= Beginning of Section =
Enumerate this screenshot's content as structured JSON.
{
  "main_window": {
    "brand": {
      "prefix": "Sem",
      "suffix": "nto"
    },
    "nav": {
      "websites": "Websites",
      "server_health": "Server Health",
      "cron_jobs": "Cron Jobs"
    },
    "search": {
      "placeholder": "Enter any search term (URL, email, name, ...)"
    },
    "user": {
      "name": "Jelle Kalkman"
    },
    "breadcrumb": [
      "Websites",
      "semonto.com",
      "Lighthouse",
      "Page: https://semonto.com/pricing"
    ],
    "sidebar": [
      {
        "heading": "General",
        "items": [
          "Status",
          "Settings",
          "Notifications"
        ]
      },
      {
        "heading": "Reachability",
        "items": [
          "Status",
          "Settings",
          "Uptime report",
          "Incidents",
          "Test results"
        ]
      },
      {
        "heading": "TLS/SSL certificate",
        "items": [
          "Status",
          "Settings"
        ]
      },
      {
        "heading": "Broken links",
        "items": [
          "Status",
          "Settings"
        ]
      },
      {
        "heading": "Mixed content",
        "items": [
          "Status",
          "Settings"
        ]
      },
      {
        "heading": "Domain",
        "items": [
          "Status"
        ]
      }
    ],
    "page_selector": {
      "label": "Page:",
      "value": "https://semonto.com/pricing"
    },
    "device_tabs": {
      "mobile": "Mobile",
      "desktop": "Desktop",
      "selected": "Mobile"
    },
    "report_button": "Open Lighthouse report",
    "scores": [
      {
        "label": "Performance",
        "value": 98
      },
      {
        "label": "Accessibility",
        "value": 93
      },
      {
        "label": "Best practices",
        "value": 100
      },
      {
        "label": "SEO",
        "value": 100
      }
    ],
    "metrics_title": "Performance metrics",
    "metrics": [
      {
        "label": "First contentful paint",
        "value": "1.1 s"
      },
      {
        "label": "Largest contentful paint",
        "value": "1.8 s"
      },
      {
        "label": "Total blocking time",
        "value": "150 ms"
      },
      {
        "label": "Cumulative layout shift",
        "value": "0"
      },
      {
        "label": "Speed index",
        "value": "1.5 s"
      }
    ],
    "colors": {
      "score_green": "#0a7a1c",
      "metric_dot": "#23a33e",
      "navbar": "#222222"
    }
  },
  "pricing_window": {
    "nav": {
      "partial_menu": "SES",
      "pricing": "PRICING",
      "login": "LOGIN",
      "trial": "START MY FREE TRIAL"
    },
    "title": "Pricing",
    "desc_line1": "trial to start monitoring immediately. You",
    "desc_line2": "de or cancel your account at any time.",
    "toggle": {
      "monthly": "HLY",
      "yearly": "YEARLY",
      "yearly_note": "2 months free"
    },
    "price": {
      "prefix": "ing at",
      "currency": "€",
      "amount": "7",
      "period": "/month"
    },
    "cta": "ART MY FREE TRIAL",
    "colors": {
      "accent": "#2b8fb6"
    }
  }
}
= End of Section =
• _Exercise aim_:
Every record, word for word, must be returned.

• _Solution to this task_:
Enumerate this screenshot's content as structured JSON.
{
  "main_window": {
    "brand": {
      "prefix": "Sem",
      "suffix": "nto"
    },
    "nav": {
      "websites": "Websites",
      "server_health": "Server Health",
      "cron_jobs": "Cron Jobs"
    },
    "search": {
      "placeholder": "Enter any search term (URL, email, name, ...)"
    },
    "user": {
      "name": "Jelle Kalkman"
    },
    "breadcrumb": [
      "Websites",
      "semonto.com",
      "Lighthouse",
      "Page: https://semonto.com/pricing"
    ],
    "sidebar": [
      {
        "heading": "General",
        "items": [
          "Status",
          "Settings",
          "Notifications"
        ]
      },
      {
        "heading": "Reachability",
        "items": [
          "Status",
          "Settings",
          "Uptime report",
          "Incidents",
          "Test results"
        ]
      },
      {
        "heading": "TLS/SSL certificate",
        "items": [
          "Status",
          "Settings"
        ]
      },
      {
        "heading": "Broken links",
        "items": [
          "Status",
          "Settings"
        ]
      },
      {
        "heading": "Mixed content",
        "items": [
          "Status",
          "Settings"
        ]
      },
      {
        "heading": "Domain",
        "items": [
          "Status"
        ]
      }
    ],
    "page_selector": {
      "label": "Page:",
      "value": "https://semonto.com/pricing"
    },
    "device_tabs": {
      "mobile": "Mobile",
      "desktop": "Desktop",
      "selected": "Mobile"
    },
    "report_button": "Open Lighthouse report",
    "scores": [
      {
        "label": "Performance",
        "value": 98
      },
      {
        "label": "Accessibility",
        "value": 93
      },
      {
        "label": "Best practices",
        "value": 100
      },
      {
        "label": "SEO",
        "value": 100
      }
    ],
    "metrics_title": "Performance metrics",
    "metrics": [
      {
        "label": "First contentful paint",
        "value": "1.1 s"
      },
      {
        "label": "Largest contentful paint",
        "value": "1.8 s"
      },
      {
        "label": "Total blocking time",
        "value": "150 ms"
      },
      {
        "label": "Cumulative layout shift",
        "value": "0"
      },
      {
        "label": "Speed index",
        "value": "1.5 s"
      }
    ],
    "colors": {
      "score_green": "#0a7a1c",
      "metric_dot": "#23a33e",
      "navbar": "#222222"
    }
  },
  "pricing_window": {
    "nav": {
      "partial_menu": "SES",
      "pricing": "PRICING",
      "login": "LOGIN",
      "trial": "START MY FREE TRIAL"
    },
    "title": "Pricing",
    "desc_line1": "trial to start monitoring immediately. You",
    "desc_line2": "de or cancel your account at any time.",
    "toggle": {
      "monthly": "HLY",
      "yearly": "YEARLY",
      "yearly_note": "2 months free"
    },
    "price": {
      "prefix": "ing at",
      "currency": "€",
      "amount": "7",
      "period": "/month"
    },
    "cta": "ART MY FREE TRIAL",
    "colors": {
      "accent": "#2b8fb6"
    }
  }
}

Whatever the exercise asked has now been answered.